Mayor Jim Watson acknowledges and thanks the team of Carleton University architecture students who designed the temporary parklet installed in what is usually an on-street parking spot on Beechwood Avenue. (Joanne Chianello/CBC Ottawa)

The Streetside Spot pilot project is "about giving residents more opportunities to sit and rest and chat, and meet each other," said Rideau-Rockcliffe Coun. Tobi Nussbaum, who represents the ward where the Beechwood parklet is located.

"It's about taking a space that would normally be used by a car," said Nussbaum. "We're trying to beautify, we're trying to pedestrianize, make our make streets more liveable, more attractive, more desirable."

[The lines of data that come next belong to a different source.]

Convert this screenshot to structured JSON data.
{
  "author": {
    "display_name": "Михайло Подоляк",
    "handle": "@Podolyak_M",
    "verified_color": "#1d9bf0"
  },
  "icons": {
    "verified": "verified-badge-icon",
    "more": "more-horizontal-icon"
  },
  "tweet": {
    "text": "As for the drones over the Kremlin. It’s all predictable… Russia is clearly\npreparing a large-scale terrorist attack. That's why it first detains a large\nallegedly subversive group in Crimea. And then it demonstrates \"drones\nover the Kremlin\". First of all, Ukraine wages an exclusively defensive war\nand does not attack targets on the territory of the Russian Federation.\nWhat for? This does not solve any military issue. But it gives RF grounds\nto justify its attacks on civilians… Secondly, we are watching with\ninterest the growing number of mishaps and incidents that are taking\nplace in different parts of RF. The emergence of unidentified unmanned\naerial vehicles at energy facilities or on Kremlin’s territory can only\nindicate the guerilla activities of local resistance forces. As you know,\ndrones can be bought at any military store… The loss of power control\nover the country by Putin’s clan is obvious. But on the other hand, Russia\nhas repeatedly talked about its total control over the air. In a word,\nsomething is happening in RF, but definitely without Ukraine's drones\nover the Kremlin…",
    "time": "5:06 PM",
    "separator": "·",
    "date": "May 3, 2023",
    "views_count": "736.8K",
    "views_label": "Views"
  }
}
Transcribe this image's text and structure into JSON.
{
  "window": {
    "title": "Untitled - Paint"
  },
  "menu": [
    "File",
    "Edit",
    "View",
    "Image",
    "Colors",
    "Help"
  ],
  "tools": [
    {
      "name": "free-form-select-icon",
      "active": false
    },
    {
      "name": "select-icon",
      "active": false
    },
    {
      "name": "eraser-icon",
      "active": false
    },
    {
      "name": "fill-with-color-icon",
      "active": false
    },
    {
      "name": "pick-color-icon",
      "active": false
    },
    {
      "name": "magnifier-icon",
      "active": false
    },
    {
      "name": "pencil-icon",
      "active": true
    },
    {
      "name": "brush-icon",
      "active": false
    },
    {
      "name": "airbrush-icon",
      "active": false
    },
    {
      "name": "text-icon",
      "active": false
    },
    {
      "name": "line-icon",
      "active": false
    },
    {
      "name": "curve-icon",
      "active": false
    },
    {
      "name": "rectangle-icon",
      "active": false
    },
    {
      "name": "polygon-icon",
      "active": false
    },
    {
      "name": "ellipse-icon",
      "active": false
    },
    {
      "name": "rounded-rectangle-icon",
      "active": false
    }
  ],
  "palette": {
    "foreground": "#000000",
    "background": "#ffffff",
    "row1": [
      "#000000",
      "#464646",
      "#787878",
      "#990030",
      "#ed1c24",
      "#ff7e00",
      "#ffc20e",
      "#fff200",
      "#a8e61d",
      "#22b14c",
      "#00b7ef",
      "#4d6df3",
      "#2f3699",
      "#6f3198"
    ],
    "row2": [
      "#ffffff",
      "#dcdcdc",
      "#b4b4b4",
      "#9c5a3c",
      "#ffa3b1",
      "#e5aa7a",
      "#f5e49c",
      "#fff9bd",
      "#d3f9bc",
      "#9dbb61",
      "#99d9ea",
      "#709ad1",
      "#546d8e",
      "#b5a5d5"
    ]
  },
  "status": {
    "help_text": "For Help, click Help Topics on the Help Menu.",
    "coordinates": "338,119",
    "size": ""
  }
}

Confusion about effects on traffic

Nussbaum and other city officials haven't heard many complaints about the project so far, and those they have received are mostly concerned about traffic flow.

There has been some confusion over whether the Streetside Spots would slow down traffic.

I haven't heard a single person complain about the parking spot.- Coun. Tobi Nussbaum

But one of the city's criteria for locations of the temporary structure is that it be located only in a permanent parking spot.

"So one of the things we've had to do is let people know that this is actually parking available at all times, and therefore it is not taking up a traffic lane. It's simply taking up a parking spot," said Nussbaum.

"And I haven't heard a single person complain about the parking spot."

The structures must all come down this fall. The city will then ask for feedback from businesses, the organizations involved, and the public before decided whether to make the program permanent.

Bada predicts success for the Beechwood parklet.

"People stroll a lot in the evenings, up and down this street, walking their dogs and their little kids. So it's a way to stop here and chat with the neighbours and just relax," she said.

"And just seeing the outcome today, and how many people were actually sitting here before the presentation started, I think it's a good sign."

The 11 Streetside Spots approved for 2016


1. The Water Garden – Vanier BIA, 49 Beechwood Ave.

2. Percy Station, 605 Somerset St. W.

3. The Nuk, Bank Street and Second Avenue

4. Glebe Community Association, Bank Street and Third Avenue


1. The Works, 326 Richmond Rd.

2. The Ministry of Coffee and Social Affairs, 1013 Wellington St. W.

3. Corner Bar and Grill, 344 Richmond Rd.

4. Blue Cactus Bar and Grill, 2 Byward Market Square

5. Zak's Diner, 14-16 Byward Market Square

6. Asian Alley, 8 Byward Market Square

7. The Cupcake Lounge, 6 Byward Market Square


Joanne Chianello

City affairs analyst

Joanne Chianello is an award-winning journalist and CBC Ottawa's city affairs analyst. You can email her at or tweet her at @jchianello.